- **TASK TO COMPLETE**: Please work out how many lines in the records below include the word "中共中央办公厅", and reply with that number only.

- **SUPPLIED INFORMATION**:

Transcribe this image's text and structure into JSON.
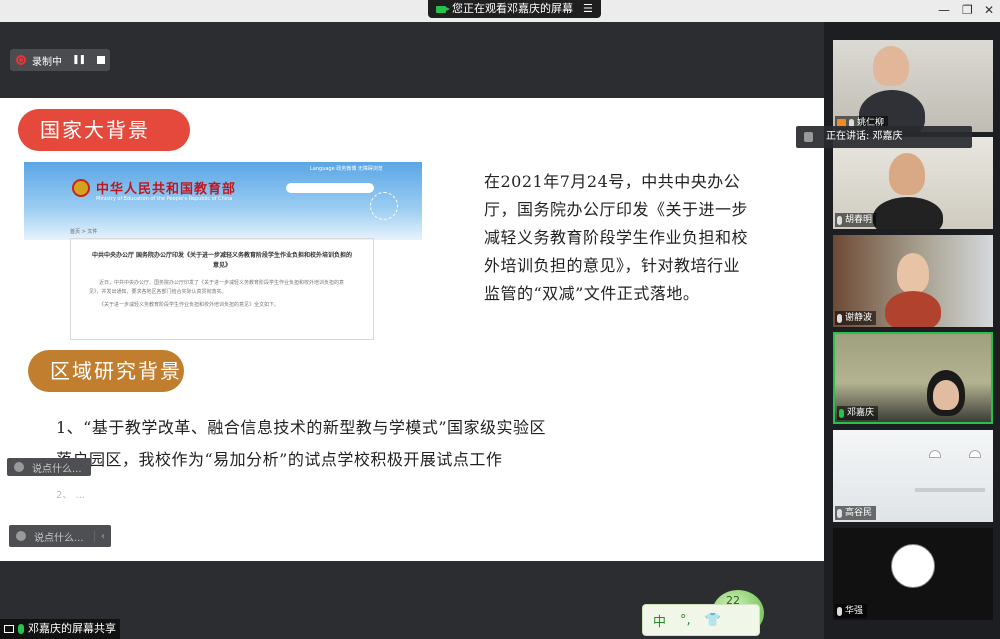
{
  "topbar": {
    "viewing_text": "您正在观看邓嘉庆的屏幕",
    "minimize": "—",
    "restore": "❐",
    "close": "✕"
  },
  "recording": {
    "label": "录制中",
    "pause": "❚❚"
  },
  "slide": {
    "section1_title": "国家大背景",
    "section2_title": "区域研究背景",
    "moe": {
      "site_title": "中华人民共和国教育部",
      "site_subtitle": "Ministry of Education of the People's Republic of China",
      "top_links": "Language   政务微博   无障碍浏览",
      "breadcrumb": "首页 > 文件",
      "doc_title": "中共中央办公厅 国务院办公厅印发《关于进一步减轻义务教育阶段学生作业负担和校外培训负担的意见》",
      "doc_body1": "近日，中共中央办公厅、国务院办公厅印发了《关于进一步减轻义务教育阶段学生作业负担和校外培训负担的意见》，并发出通知，要求各地区各部门结合实际认真贯彻落实。",
      "doc_body2": "《关于进一步减轻义务教育阶段学生作业负担和校外培训负担的意见》全文如下。"
    },
    "paragraph": "在2021年7月24号，中共中央办公厅，国务院办公厅印发《关于进一步减轻义务教育阶段学生作业负担和校外培训负担的意见》，针对教培行业监管的“双减”文件正式落地。",
    "point1_line1": "1、“基于教学改革、融合信息技术的新型教与学模式”国家级实验区",
    "point1_line2": "落户园区，我校作为“易加分析”的试点学校积极开展试点工作",
    "point2_partial": "2、 ..."
  },
  "chat": {
    "placeholder_small": "说点什么...",
    "placeholder_big": "说点什么...",
    "collapse_icon": "‹"
  },
  "share_label": "邓嘉庆的屏幕共享",
  "ime": {
    "mode": "中",
    "punct": "°,",
    "shirt": "👕",
    "count": "22"
  },
  "speaking": {
    "text": "正在讲话: 邓嘉庆"
  },
  "participants": [
    {
      "name": "姚仁柳"
    },
    {
      "name": "胡春明"
    },
    {
      "name": "谢静波"
    },
    {
      "name": "邓嘉庆"
    },
    {
      "name": "高谷民"
    },
    {
      "name": "华强"
    }
  ]
}
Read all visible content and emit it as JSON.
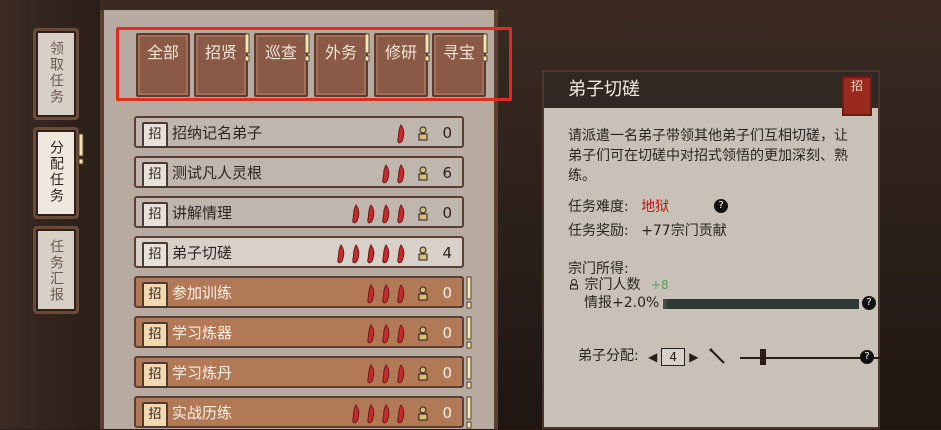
{
  "left_scrolls": [
    {
      "label": "领取任务"
    },
    {
      "label": "分配任务"
    },
    {
      "label": "任务汇报"
    }
  ],
  "tabs": [
    {
      "label": "全部",
      "alert": false
    },
    {
      "label": "招贤",
      "alert": true
    },
    {
      "label": "巡查",
      "alert": true
    },
    {
      "label": "外务",
      "alert": true
    },
    {
      "label": "修研",
      "alert": true
    },
    {
      "label": "寻宝",
      "alert": true
    }
  ],
  "tasks": [
    {
      "icon": "招",
      "name": "招纳记名弟子",
      "peppers": 1,
      "count": "0",
      "style": "gray",
      "alert": false
    },
    {
      "icon": "招",
      "name": "测试凡人灵根",
      "peppers": 2,
      "count": "6",
      "style": "gray",
      "alert": false
    },
    {
      "icon": "招",
      "name": "讲解情理",
      "peppers": 4,
      "count": "0",
      "style": "gray",
      "alert": false
    },
    {
      "icon": "招",
      "name": "弟子切磋",
      "peppers": 5,
      "count": "4",
      "style": "light",
      "alert": false
    },
    {
      "icon": "招",
      "name": "参加训练",
      "peppers": 3,
      "count": "0",
      "style": "orange",
      "alert": true
    },
    {
      "icon": "招",
      "name": "学习炼器",
      "peppers": 3,
      "count": "0",
      "style": "orange",
      "alert": true
    },
    {
      "icon": "招",
      "name": "学习炼丹",
      "peppers": 3,
      "count": "0",
      "style": "orange",
      "alert": true
    },
    {
      "icon": "招",
      "name": "实战历练",
      "peppers": 4,
      "count": "0",
      "style": "orange",
      "alert": true
    }
  ],
  "detail": {
    "title": "弟子切磋",
    "seal": "招",
    "description": "请派遣一名弟子带领其他弟子们互相切磋，让弟子们可在切磋中对招式领悟的更加深刻、熟练。",
    "difficulty_label": "任务难度:",
    "difficulty_value": "地狱",
    "reward_label": "任务奖励:",
    "reward_value": "+77宗门贡献",
    "gain_label": "宗门所得:",
    "gain_people_label": "宗门人数",
    "gain_people_value": "+8",
    "intel_label": "情报+2.0%",
    "intel_progress": 0.02,
    "assign_label": "弟子分配:",
    "assign_value": "4"
  },
  "colors": {
    "highlight_red": "#e22a20",
    "difficulty_red": "#c41414",
    "pepper_red": "#c62a2a",
    "gain_green": "#4fa35a"
  }
}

- **TASK RESULT**: 3